- Enhancing investments in publicly funded family planning services so clinics can educate patients, through outreach and advertising, about the most effective birth control options and offer those options at little or no cost.
- Educating obstetricians and gynecologists, family practice physicians, nurse practitioners, nurse midwives and physician assistants about the safety and efficacy of LARCs and provide training on their use.
- Encouraging health care professionals, nonprofit human services organizations, civic organizations, foundations, advocates and public officials to work together to reduce unintended pregnancies and abortions through better access to the most effective contraception.
- Instituting programs at community colleges, private colleges and universities to help students avoid unplanned pregnancies and thereby improve academic success.
Those involved directly in the research have said they have enough numbers and data to analyze to keep them busy for quite sometime. While the preliminary results have been posted on the Iowa Initiative website, which will remain live until December 4, 2013, interested persons are encouraged to check the websites of the evaluators (Philliber Research Associates and the Bixby Center for Global Reproductive Health) and the research program (UNI Center for Social and Behavioral Research) for additional reports, publications, and findings based on this project published after the Iowa Initiative office closes.

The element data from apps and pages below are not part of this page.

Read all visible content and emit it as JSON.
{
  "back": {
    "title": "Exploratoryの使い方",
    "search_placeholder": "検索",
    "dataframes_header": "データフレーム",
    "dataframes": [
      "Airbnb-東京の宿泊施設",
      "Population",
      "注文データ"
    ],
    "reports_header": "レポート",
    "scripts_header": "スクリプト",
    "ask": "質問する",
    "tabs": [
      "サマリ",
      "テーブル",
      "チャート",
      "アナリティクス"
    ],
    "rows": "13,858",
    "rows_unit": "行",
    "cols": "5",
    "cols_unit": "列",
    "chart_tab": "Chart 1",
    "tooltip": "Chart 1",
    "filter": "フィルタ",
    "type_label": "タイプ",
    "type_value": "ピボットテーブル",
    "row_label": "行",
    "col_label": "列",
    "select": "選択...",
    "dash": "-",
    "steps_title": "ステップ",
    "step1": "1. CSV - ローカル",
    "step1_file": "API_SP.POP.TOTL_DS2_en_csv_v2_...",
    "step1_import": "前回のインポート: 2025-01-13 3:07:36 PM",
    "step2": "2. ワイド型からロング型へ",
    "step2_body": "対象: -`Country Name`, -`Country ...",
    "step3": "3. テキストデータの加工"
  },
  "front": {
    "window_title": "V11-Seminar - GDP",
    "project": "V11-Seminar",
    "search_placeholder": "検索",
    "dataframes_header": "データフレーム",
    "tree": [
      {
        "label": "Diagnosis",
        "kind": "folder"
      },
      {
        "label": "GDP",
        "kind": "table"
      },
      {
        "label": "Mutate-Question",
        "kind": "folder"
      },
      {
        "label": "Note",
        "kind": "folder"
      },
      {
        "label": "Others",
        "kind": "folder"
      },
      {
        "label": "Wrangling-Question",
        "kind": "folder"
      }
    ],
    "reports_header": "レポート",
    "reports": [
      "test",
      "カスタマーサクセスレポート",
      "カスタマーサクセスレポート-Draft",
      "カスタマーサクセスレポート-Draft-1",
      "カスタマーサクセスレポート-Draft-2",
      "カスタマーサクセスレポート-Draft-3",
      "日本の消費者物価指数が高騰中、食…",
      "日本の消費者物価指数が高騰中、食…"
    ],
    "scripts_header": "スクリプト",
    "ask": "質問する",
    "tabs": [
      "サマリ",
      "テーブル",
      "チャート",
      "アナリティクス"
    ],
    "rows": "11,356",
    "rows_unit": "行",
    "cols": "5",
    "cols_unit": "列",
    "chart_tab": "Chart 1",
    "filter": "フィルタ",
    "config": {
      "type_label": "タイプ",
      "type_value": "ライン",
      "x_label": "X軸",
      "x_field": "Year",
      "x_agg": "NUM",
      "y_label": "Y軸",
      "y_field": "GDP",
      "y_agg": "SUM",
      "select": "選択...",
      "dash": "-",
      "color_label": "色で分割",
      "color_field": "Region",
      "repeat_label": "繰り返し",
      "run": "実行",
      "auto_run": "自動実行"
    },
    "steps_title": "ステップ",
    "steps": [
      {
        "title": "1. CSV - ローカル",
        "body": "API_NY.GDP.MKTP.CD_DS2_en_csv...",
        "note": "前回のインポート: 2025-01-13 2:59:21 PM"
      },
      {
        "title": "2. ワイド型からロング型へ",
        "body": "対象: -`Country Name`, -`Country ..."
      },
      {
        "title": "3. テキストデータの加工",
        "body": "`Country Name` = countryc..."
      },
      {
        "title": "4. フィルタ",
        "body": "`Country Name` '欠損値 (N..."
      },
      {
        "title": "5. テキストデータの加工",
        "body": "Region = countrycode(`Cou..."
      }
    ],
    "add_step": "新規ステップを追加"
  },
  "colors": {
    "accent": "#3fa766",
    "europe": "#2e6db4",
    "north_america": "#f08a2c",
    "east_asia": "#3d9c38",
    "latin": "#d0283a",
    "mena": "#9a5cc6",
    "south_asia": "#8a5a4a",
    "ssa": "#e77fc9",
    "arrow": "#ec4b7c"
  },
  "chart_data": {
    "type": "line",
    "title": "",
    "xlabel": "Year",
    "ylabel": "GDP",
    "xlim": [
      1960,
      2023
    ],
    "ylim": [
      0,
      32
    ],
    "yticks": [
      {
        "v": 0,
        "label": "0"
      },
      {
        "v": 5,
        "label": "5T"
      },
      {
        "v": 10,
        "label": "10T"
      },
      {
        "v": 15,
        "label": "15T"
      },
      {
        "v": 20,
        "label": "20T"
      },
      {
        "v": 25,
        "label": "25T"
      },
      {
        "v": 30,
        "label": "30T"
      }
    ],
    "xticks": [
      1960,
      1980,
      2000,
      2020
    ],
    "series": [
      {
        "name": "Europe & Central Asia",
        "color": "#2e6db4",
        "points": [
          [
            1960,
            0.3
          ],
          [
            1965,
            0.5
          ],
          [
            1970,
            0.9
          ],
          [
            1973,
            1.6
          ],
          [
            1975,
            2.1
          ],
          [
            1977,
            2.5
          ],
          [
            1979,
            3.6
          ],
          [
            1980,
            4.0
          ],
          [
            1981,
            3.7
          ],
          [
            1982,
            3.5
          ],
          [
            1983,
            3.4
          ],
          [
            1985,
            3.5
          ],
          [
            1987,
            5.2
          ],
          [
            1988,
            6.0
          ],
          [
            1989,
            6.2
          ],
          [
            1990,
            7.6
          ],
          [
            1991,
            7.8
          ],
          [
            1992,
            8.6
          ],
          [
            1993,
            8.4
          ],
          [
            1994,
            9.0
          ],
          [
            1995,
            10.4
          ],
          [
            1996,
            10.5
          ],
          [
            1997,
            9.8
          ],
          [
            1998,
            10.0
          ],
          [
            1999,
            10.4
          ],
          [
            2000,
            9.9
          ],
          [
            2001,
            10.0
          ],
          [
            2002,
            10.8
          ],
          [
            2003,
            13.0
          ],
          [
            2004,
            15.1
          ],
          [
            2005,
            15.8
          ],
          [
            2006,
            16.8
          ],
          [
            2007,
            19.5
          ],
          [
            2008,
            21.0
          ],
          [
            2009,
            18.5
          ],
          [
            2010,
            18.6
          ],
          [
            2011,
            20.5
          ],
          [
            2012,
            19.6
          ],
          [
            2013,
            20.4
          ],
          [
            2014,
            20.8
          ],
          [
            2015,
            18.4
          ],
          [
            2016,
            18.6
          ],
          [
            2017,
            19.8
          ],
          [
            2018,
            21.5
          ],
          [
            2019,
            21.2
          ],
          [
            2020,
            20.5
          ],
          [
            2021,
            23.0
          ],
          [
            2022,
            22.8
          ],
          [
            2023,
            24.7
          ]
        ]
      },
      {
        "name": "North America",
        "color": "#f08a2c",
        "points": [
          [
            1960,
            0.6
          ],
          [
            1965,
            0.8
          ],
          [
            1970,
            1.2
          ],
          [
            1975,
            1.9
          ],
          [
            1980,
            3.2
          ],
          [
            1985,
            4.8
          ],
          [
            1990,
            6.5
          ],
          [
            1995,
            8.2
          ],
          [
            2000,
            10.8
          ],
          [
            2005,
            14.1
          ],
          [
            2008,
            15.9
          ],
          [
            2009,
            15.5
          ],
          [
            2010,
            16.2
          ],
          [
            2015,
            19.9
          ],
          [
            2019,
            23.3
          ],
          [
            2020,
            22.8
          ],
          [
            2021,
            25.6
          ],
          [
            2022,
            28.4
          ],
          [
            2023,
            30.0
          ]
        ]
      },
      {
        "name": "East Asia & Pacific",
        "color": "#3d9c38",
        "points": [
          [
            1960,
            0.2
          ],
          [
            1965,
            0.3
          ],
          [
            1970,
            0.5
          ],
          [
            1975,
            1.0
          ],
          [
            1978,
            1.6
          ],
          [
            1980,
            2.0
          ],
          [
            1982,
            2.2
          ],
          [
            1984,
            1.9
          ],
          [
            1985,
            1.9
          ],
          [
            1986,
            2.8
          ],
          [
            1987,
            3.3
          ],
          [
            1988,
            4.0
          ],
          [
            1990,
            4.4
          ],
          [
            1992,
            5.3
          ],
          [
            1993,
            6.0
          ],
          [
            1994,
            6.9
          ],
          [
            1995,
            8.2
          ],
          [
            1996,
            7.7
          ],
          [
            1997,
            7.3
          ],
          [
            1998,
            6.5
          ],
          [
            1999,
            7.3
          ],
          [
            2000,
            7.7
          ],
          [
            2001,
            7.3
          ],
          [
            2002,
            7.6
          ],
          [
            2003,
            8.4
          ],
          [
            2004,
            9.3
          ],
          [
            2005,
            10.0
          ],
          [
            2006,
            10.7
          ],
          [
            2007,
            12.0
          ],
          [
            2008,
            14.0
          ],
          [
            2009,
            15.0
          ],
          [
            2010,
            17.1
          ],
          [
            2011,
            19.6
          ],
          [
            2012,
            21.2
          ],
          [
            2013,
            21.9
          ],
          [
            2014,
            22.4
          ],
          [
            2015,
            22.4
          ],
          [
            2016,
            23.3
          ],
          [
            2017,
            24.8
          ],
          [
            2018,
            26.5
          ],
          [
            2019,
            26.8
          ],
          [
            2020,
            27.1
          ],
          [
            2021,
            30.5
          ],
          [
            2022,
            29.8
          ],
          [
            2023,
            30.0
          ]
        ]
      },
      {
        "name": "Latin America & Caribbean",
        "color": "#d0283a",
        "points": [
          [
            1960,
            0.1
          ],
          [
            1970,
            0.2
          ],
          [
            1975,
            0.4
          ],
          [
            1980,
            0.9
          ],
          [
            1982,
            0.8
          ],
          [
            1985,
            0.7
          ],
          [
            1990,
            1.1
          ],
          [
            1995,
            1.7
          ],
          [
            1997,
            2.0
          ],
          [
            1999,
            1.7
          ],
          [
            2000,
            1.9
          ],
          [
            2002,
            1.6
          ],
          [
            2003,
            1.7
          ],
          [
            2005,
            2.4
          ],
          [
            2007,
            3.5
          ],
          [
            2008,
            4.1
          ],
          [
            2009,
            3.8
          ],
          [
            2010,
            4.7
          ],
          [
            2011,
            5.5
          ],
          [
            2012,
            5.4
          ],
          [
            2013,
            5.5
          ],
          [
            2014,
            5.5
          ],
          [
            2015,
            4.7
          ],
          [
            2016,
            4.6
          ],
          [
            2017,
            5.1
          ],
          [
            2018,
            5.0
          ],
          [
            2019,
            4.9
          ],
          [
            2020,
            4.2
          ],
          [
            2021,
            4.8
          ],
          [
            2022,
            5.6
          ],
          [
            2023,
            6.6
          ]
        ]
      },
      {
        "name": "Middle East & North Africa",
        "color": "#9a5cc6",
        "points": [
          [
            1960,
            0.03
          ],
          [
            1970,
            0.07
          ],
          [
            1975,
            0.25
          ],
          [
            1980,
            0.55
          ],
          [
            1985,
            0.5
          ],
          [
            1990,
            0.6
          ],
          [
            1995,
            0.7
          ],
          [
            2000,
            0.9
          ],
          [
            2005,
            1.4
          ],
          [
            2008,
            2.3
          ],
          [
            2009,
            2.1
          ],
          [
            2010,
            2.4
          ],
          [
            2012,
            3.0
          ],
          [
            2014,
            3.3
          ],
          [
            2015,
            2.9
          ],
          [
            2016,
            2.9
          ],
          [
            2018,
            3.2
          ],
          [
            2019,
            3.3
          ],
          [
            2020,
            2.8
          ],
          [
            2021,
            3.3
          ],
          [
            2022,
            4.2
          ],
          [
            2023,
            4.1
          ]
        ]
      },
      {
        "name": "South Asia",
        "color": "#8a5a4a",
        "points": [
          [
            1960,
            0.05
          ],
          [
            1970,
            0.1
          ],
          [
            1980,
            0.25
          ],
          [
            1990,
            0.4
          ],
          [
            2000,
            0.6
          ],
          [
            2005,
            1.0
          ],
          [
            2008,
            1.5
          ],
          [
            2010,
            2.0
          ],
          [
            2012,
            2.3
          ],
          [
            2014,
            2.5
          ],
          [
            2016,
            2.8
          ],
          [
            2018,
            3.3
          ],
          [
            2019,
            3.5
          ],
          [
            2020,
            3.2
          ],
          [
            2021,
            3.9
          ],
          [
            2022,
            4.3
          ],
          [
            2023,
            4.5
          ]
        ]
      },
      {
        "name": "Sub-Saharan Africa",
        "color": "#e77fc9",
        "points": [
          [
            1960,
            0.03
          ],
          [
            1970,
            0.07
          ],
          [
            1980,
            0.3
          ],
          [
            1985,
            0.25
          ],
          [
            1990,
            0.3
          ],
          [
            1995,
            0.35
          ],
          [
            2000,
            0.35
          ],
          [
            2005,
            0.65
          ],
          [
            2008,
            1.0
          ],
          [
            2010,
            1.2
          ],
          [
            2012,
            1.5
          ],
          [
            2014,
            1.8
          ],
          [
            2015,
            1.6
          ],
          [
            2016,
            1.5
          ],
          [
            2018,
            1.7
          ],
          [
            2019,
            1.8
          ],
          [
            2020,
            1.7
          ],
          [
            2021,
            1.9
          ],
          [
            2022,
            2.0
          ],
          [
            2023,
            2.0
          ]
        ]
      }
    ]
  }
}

The Iowa Initiative team would like to thank all of the people who worked tirelessly on this project, as well as all of the groups and individuals who invited us into their meetings, offices, and sometimes even their homes to talk about this important issue. We were able to meet many courageous, enthusiastic, and dedicated Iowans who have the same desire we do: To make our families healthier and our communities stronger. Thank you.